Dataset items
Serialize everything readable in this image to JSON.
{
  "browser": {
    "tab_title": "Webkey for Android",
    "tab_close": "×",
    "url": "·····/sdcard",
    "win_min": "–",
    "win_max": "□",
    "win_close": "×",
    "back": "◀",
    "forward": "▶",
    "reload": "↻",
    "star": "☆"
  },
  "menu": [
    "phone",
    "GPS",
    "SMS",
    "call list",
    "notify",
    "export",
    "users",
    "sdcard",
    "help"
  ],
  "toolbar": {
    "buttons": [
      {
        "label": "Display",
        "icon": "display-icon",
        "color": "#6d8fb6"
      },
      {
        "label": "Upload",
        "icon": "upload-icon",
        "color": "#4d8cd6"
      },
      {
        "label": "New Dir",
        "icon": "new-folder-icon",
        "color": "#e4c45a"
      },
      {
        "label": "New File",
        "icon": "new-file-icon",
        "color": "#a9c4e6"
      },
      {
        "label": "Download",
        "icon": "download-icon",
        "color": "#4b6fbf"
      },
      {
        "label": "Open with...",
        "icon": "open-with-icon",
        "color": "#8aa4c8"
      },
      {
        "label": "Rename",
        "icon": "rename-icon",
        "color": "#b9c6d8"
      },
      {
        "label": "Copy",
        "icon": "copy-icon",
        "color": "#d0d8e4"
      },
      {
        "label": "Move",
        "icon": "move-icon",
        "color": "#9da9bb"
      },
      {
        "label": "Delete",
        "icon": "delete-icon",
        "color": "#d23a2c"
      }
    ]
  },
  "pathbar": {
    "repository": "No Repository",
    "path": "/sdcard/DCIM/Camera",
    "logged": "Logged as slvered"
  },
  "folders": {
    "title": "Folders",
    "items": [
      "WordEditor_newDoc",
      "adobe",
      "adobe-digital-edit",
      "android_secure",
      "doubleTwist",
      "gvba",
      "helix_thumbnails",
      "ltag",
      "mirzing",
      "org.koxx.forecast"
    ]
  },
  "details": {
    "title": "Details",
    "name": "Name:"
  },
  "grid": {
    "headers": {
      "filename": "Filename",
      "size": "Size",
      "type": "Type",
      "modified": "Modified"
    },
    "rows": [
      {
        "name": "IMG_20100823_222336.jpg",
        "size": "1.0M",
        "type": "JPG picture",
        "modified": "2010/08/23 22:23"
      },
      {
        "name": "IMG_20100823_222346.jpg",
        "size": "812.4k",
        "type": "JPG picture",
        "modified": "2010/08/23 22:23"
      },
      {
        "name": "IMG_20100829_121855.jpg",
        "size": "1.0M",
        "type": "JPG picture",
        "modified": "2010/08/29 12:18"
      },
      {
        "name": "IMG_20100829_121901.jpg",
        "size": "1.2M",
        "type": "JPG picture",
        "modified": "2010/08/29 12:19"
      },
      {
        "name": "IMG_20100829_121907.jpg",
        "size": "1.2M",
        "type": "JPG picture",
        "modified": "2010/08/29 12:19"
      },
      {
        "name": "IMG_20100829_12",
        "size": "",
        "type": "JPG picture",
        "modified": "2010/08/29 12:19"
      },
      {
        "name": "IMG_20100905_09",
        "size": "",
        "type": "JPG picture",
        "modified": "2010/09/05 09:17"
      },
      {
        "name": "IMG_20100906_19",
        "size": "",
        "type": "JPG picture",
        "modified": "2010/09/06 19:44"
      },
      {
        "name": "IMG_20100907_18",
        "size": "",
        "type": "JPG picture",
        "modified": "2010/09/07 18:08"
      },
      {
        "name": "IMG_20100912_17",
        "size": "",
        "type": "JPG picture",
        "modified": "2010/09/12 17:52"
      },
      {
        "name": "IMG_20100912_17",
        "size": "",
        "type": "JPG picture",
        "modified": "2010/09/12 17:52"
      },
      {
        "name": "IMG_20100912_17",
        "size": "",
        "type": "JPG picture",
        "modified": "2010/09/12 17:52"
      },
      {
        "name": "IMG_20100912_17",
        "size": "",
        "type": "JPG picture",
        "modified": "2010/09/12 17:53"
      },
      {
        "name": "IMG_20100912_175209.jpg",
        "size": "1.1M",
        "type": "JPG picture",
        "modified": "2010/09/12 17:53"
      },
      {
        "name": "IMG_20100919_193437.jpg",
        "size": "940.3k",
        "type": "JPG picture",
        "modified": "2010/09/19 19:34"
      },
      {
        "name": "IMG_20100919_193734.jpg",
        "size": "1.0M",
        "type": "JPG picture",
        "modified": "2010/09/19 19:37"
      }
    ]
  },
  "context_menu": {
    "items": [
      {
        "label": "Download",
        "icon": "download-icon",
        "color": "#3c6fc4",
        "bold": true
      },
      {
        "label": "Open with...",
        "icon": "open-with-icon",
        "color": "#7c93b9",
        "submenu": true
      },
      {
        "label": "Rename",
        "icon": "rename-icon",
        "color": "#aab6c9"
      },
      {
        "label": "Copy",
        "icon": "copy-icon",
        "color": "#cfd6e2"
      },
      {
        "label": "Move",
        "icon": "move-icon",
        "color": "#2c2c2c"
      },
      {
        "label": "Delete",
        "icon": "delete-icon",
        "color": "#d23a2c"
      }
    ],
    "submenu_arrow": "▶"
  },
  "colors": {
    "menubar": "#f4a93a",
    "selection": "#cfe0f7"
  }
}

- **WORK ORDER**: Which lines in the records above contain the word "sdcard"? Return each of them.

- **ANSWER BELOW**:
    "url": "·····/sdcard",
    "sdcard",
    "path": "/sdcard/DCIM/Camera",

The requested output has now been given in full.